The phrases above are a few reasons why I’ve called Aveiro, Portugal, my home for a little bit more than a year, this north-central city is known for its bountiful fishing, seaweed harvesting, and ongoing salt production. Aveiro’s canals and colorfully painted Moliceiro boats led to its marketing moniker as the “Venice of Portugal.” Yet, with its art nouveau architecture, Aveiro is increasingly gaining a reputation as a sustainable city, one that is technologically and digitally innovative.
Aveiro has a vibrant migrant community. There’s a strong presence of Brazilians, Venezuelans, and those from Eastern Europe, along with a growing African and Indian population. A city of just under 80,000 residents, it is smaller than the more popular Portuguese cities: Lisbon (over 3 million), Porto (exceeds 1 million), and more than 450,000 people spread across the southern region referred to as the Algarve. Despite its size, Aveiro lacks very little. It boasts great healthcare, a strong educational system (the University of Aveiro ranks in the top 10 universities in Portugal), and award-winning restaurants. One can easily find great shopping here as well as natural habitats for walking, riding, and exploring.

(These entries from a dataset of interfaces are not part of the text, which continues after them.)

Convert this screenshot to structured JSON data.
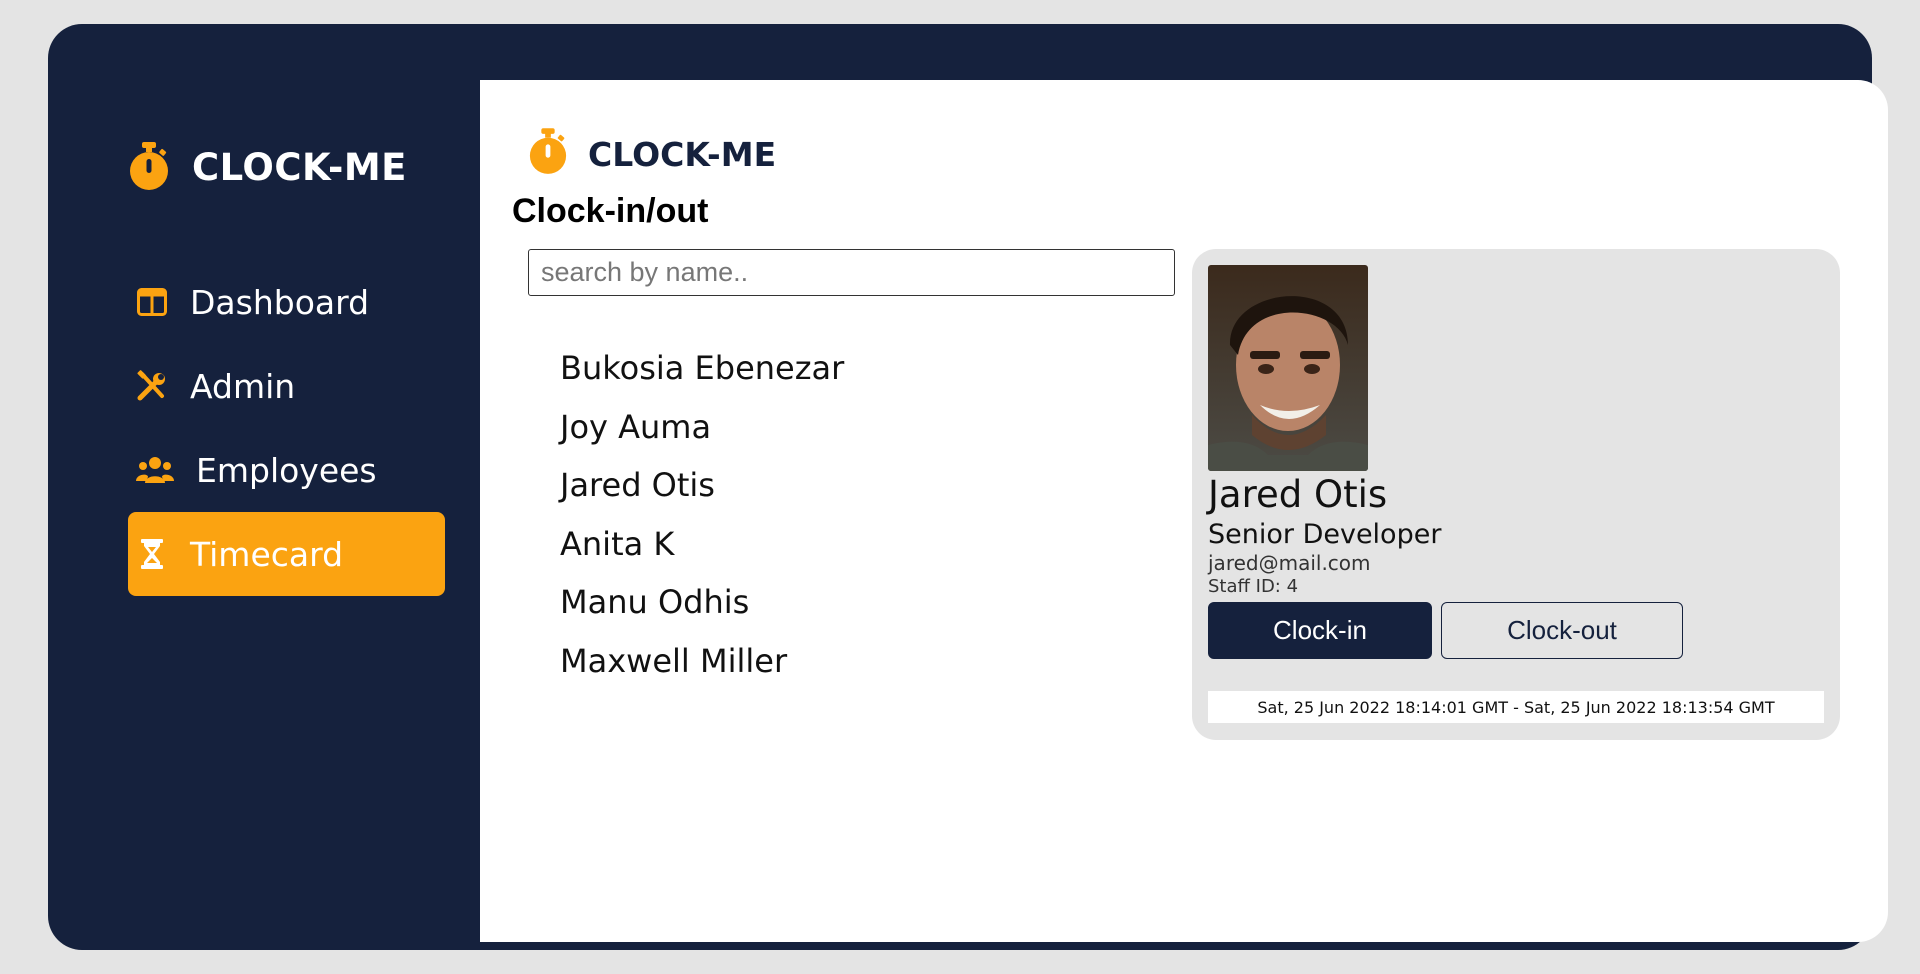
{
  "brand": {
    "name": "CLOCK-ME",
    "icon": "stopwatch-icon",
    "accent_color": "#fba311",
    "dark_color": "#15213d"
  },
  "sidebar": {
    "items": [
      {
        "label": "Dashboard",
        "icon": "dashboard-icon",
        "active": false
      },
      {
        "label": "Admin",
        "icon": "tools-icon",
        "active": false
      },
      {
        "label": "Employees",
        "icon": "users-icon",
        "active": false
      },
      {
        "label": "Timecard",
        "icon": "hourglass-icon",
        "active": true
      }
    ]
  },
  "main": {
    "brand": "CLOCK-ME",
    "title": "Clock-in/out",
    "search": {
      "placeholder": "search by name..",
      "value": ""
    },
    "employees": [
      "Bukosia Ebenezar",
      "Joy Auma",
      "Jared Otis",
      "Anita K",
      "Manu Odhis",
      "Maxwell Miller"
    ]
  },
  "profile": {
    "name": "Jared Otis",
    "role": "Senior Developer",
    "email": "jared@mail.com",
    "staff_id": "Staff ID: 4",
    "clock_in_label": "Clock-in",
    "clock_out_label": "Clock-out",
    "time_range": "Sat, 25 Jun 2022 18:14:01 GMT - Sat, 25 Jun 2022 18:13:54 GMT"
  }
}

Behind the surface of its touristic draw, Aveiro has a deep sense of community. Living here since October 2022, I have sensed and experienced a welcoming embrace that sparks more of my love for the city and Portugal as a whole. I landed in Portugal, sight unseen, amidst the pandemic in January 2021. I have witnessed the nation’s growth, spurred by visitors, adventurers, curious-seekers, nomads, and retirees moving here. While I enjoyed living in Lisbon (Principe Real) and Monte Estoril (Cascais district), something was missing for me. At the time, I didn’t realize that my 3-day visit to Aveiro, in Spring 2022, would result in my finding that missing link.
I see Aveiro as a place for opportunities to evolve, specifically for entrepreneurial-minded African Americans. Beyond hair services by and for black people and a few pop-up African restaurants in the city’s outskirts, having a niche that could further enhance Aveiro could be an asset for the burgeoning or established businessperson of African descent.
Aveiro and its neighboring towns and municipalities could be a nice respite from the big city woes, or it could be your new home. I welcome you to visit and see for yourself!